Judging feels good. We all need to find ways to feel good, especially right now. What burns me is when someone's choice, made in a vortex of pressures and factors, gets torn apart in a nasty and public way.
Maybe that blogger was buying frozen food because she was a working mom of two, trying to handle it all. Maybe she just doesn't like to cook, and is trying to cut back on her takeout spending. I could write a novel on all the factors I can imagine for that woman.
Bravo to the commenter who works 80 hours to put food on the table and its all homemade. She has clearly chosen to put all her time and effort into her job and her delicious meals. I would bet she either pays a cleaning company or she lives in a shithole though. I would bet she's got a solid partner running that laundry machine, though. I would bet she commutes for ten minutes each way, though. No one is magical, not even Beyonce. Time, effort, or money people. There is a limit to all of these things. There are only MATH ALERT 168 hours in a week, and if someone spends almost half of them at work, and they sleep for some of them (assuming she's not a vampire, and "healthy, homemade meals was code for bringing home a live human), there's not a fuckton of time left to, you know, actually eat those meals. Or raise kids. Or shower.

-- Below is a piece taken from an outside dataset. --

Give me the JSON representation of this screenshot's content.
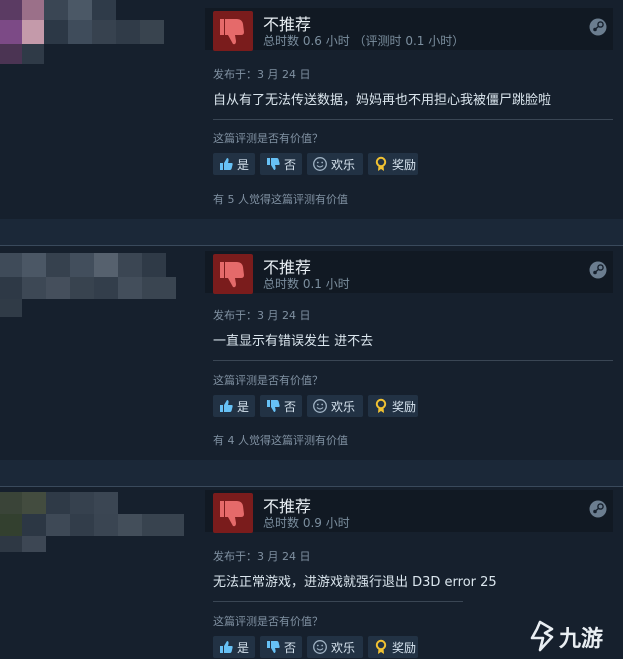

What irks me is that when another parent, another mom, is doing something you don't agree with - and you just BURN THAT BITCH DOWN. A lighthearted request for food recommendations turns into a chance for you to lord your superiority and attempt to shame that other woman.
I'm just saying, 80 hour a week woman, that maybe those homemade meals with the fresh food you always make time for aren't doing it for you. I'm not sure you're meeting your fiber intake requirements or something, because it seems like you're having trouble getting that stick out of your butt. I would judge you in the privacy of my head, but since ya gotta be nasty on the internets, I'm gonna judge ya hear on a blog three people read.
Karma's a bitch, friend.